Two officials familiar with the situation confirmed to NBC New York that Barbot made the comments. The two also confirmed the Post's report that additional masks that could help meet the NYPD's request were in a New Jersey warehouse, and the sources claim Barbot declined to give the masks to the NYPD as quickly as they wanted them.
The NYC Health Department confirmed a "heated exchange," but said there was a "good working relationship" between Barbot and Monahan, and added that the commissioner apologized for her comments. A source with the city also told NBC New York that Barbot, who was appointed to the position in 2018, had apologized.
"During the height of COVID, while our hospitals were battling to keep patients alive, there was a heated exchange between the two where things were said out of frustration but no harm was wished on anyone," a statement from the Health Department said. "The Commissioner apologized for her contribution to the exchange, the apology was accepted and agreement was arrived between the two to ensure that respirators were delivered to members of the force. This has always been about saving the lives of our healthcare workers, police officers and every New Yorker who is fighting through this pandemic."
One official also confirmed an uncomfortable interaction between Barbot and Monahan during an Office of Emergency Management exercise in Brooklyn that same month, in which Monahan complained about a lack of PPE in front of Mayor Bill de Blasio. When the mayor learned that police had been waiting for the supplies, he then ordered Barbot to make the additional masks available for officers, the official said.
De Blasio, at his daily news conference Thursday, said he was not aware of the first March phone call until Wednesday night, and that he was still seeking the full details of what happened directly from both Dr. Barbot and Chief Monahan.
"No public servant should ever in any way say anything disrespectful about the men and women of the NYPD," the mayor added. "To me it would be inappropriate for anyone, particularly in a leadership role, to suggest any lack of interest in protecting the men and women of the NYPD. That to me would be a real inappropriate statement."
But he said the fact that Barbot did not attend Thursday's news conference had nothing to do with the reports.
Despite the DOH saying an apology had been issued, some of the largest police unions in the city sounded off after the comments became public, with Police Benevolent Association President Pat Lynch calling it "despicable and unforgivable" such comments were made.
"Dr. Barbot should be forced to look in the eye of every police family who lost a hero to this virus. Look them in the eye and tell them they aren't worth a rat's a--," Lynch said, referencing the wording Barbot reportedly used with Monahan. "She should've been fired the moment she uttered those words. She must resign or be fired immediately now."
The Detective's Endowment Association also issued very strong words in response, saying the health commissioner was "endangering our men and women in blue" by blocking them from getting more supplies.
"A so-called city leader, Dr. Barbot showed her true colors as a cop-hater. Five brave NYPD Detectives died as the DEA searched for protective equipment to purchase for our members while we waited for the city to distribute masks," a union statement read. "Dr. Oxiris Barbot’s shameful behavior likely contributed to the further spread of this deadly virus. She has brought great shame to New York City government and every medical professional who is courageously fighting the Coronavirus pandemic alongside our cops."

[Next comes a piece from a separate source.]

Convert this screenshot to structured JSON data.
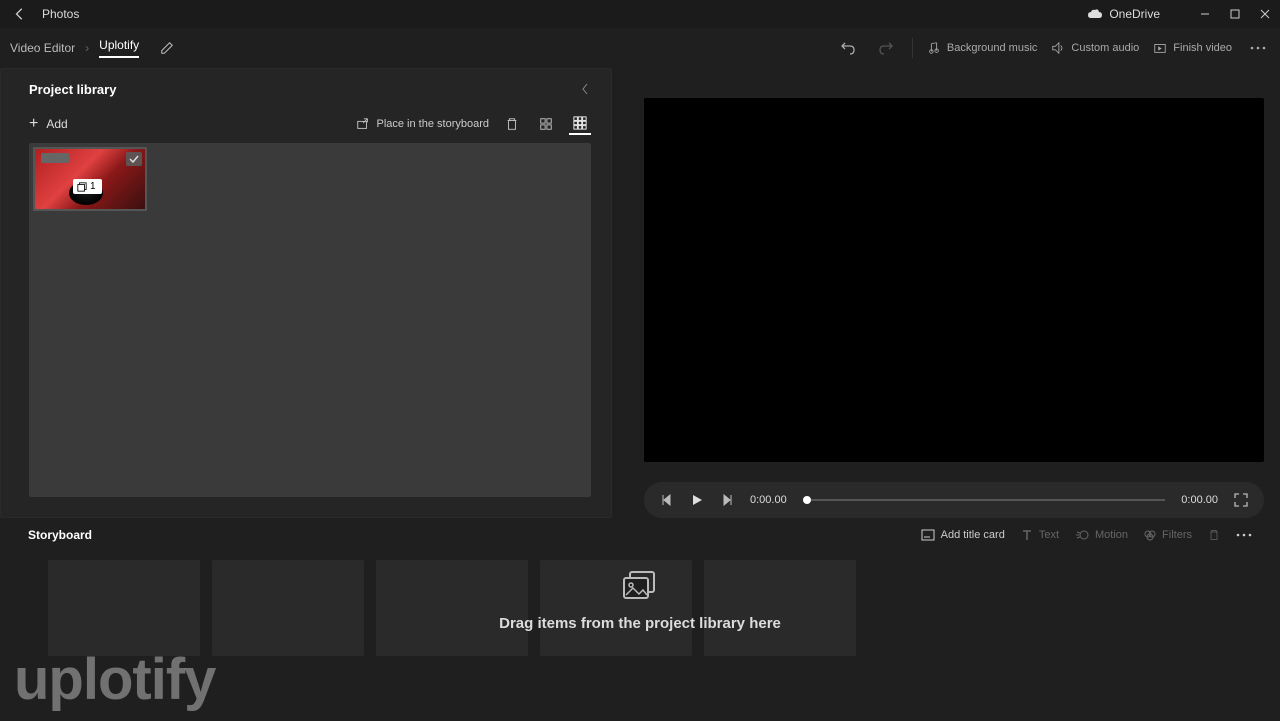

The Sergeants Benevolent Association used even stronger language on Twitter, saying "Truth is this (expletive deleted) has blood on her hands but why should anyone be surprised the NYPD has suffered under DeBlasio since he became Mayor."
SBA President Ed Mullins said that he was "not surprised by such vile words coming from an appointee of Mayor de Blasio, whose disdain for law enforcement is legendary ... her attitude places police officers in great jeopardy and makes her unfit for the job."

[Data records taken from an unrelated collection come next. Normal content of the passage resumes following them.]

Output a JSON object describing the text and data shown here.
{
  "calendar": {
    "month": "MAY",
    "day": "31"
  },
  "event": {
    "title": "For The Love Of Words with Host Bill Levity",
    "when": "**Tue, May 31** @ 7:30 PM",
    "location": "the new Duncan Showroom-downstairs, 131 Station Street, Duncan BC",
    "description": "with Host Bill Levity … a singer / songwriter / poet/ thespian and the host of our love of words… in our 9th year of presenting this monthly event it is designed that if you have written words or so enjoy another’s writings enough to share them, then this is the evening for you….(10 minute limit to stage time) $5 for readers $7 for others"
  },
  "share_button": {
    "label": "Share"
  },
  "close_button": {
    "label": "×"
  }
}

De Blasio nodded at the SBA's language in particular in responding to questions about the confrontation.
"I have not seen all the comments from different unions, and I want to caution that if people are concerned about this issue they need to express their concern in an appropriate manner, and two wrongs don't make a right," De Blasio said, adding the SBA's language was misogynist and unacceptable.